BEGIN Recorded information
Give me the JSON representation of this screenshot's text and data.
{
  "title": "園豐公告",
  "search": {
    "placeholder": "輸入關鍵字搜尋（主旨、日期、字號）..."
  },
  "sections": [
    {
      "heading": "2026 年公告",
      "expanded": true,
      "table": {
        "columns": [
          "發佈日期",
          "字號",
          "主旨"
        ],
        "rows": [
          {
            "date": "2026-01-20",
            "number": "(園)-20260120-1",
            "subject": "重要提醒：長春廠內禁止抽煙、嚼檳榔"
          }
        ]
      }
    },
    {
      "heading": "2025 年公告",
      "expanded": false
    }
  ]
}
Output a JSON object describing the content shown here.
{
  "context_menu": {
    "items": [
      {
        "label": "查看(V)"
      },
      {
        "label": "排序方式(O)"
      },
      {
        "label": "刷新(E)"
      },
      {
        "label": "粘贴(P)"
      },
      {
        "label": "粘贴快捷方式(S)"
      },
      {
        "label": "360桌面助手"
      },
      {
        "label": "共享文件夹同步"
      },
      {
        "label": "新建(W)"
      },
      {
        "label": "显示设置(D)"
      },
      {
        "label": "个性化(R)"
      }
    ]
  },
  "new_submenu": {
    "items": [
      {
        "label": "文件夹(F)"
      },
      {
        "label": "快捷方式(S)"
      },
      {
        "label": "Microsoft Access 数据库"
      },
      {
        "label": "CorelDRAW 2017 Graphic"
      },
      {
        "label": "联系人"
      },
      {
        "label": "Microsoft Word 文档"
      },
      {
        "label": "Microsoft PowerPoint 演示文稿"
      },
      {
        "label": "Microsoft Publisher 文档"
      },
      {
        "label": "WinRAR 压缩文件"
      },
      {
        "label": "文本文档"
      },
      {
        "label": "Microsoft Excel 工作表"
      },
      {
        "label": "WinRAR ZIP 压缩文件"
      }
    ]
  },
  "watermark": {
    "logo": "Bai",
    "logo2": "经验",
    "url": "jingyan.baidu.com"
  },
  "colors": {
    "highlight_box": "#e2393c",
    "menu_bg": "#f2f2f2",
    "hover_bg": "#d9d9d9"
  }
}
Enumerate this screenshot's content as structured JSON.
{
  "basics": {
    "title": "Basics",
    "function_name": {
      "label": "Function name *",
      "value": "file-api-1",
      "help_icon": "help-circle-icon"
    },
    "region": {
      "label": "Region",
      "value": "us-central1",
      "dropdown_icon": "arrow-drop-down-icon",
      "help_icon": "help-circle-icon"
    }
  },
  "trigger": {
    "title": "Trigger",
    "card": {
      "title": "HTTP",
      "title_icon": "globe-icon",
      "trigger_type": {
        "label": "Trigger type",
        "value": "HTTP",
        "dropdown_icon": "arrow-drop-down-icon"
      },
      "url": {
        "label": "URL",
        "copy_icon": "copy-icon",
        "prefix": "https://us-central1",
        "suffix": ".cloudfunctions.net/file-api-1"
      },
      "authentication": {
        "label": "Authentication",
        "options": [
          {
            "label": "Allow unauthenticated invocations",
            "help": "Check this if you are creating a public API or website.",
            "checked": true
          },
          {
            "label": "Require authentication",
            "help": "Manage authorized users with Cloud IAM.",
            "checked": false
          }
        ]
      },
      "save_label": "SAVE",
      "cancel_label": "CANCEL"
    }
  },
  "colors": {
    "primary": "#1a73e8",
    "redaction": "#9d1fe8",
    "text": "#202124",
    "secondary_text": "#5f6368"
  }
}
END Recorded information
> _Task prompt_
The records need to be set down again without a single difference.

> _Written answer_
Give me the JSON representation of this screenshot's text and data.
{
  "title": "園豐公告",
  "search": {
    "placeholder": "輸入關鍵字搜尋（主旨、日期、字號）..."
  },
  "sections": [
    {
      "heading": "2026 年公告",
      "expanded": true,
      "table": {
        "columns": [
          "發佈日期",
          "字號",
          "主旨"
        ],
        "rows": [
          {
            "date": "2026-01-20",
            "number": "(園)-20260120-1",
            "subject": "重要提醒：長春廠內禁止抽煙、嚼檳榔"
          }
        ]
      }
    },
    {
      "heading": "2025 年公告",
      "expanded": false
    }
  ]
}
Output a JSON object describing the content shown here.
{
  "context_menu": {
    "items": [
      {
        "label": "查看(V)"
      },
      {
        "label": "排序方式(O)"
      },
      {
        "label": "刷新(E)"
      },
      {
        "label": "粘贴(P)"
      },
      {
        "label": "粘贴快捷方式(S)"
      },
      {
        "label": "360桌面助手"
      },
      {
        "label": "共享文件夹同步"
      },
      {
        "label": "新建(W)"
      },
      {
        "label": "显示设置(D)"
      },
      {
        "label": "个性化(R)"
      }
    ]
  },
  "new_submenu": {
    "items": [
      {
        "label": "文件夹(F)"
      },
      {
        "label": "快捷方式(S)"
      },
      {
        "label": "Microsoft Access 数据库"
      },
      {
        "label": "CorelDRAW 2017 Graphic"
      },
      {
        "label": "联系人"
      },
      {
        "label": "Microsoft Word 文档"
      },
      {
        "label": "Microsoft PowerPoint 演示文稿"
      },
      {
        "label": "Microsoft Publisher 文档"
      },
      {
        "label": "WinRAR 压缩文件"
      },
      {
        "label": "文本文档"
      },
      {
        "label": "Microsoft Excel 工作表"
      },
      {
        "label": "WinRAR ZIP 压缩文件"
      }
    ]
  },
  "watermark": {
    "logo": "Bai",
    "logo2": "经验",
    "url": "jingyan.baidu.com"
  },
  "colors": {
    "highlight_box": "#e2393c",
    "menu_bg": "#f2f2f2",
    "hover_bg": "#d9d9d9"
  }
}
Enumerate this screenshot's content as structured JSON.
{
  "basics": {
    "title": "Basics",
    "function_name": {
      "label": "Function name *",
      "value": "file-api-1",
      "help_icon": "help-circle-icon"
    },
    "region": {
      "label": "Region",
      "value": "us-central1",
      "dropdown_icon": "arrow-drop-down-icon",
      "help_icon": "help-circle-icon"
    }
  },
  "trigger": {
    "title": "Trigger",
    "card": {
      "title": "HTTP",
      "title_icon": "globe-icon",
      "trigger_type": {
        "label": "Trigger type",
        "value": "HTTP",
        "dropdown_icon": "arrow-drop-down-icon"
      },
      "url": {
        "label": "URL",
        "copy_icon": "copy-icon",
        "prefix": "https://us-central1",
        "suffix": ".cloudfunctions.net/file-api-1"
      },
      "authentication": {
        "label": "Authentication",
        "options": [
          {
            "label": "Allow unauthenticated invocations",
            "help": "Check this if you are creating a public API or website.",
            "checked": true
          },
          {
            "label": "Require authentication",
            "help": "Manage authorized users with Cloud IAM.",
            "checked": false
          }
        ]
      },
      "save_label": "SAVE",
      "cancel_label": "CANCEL"
    }
  },
  "colors": {
    "primary": "#1a73e8",
    "redaction": "#9d1fe8",
    "text": "#202124",
    "secondary_text": "#5f6368"
  }
}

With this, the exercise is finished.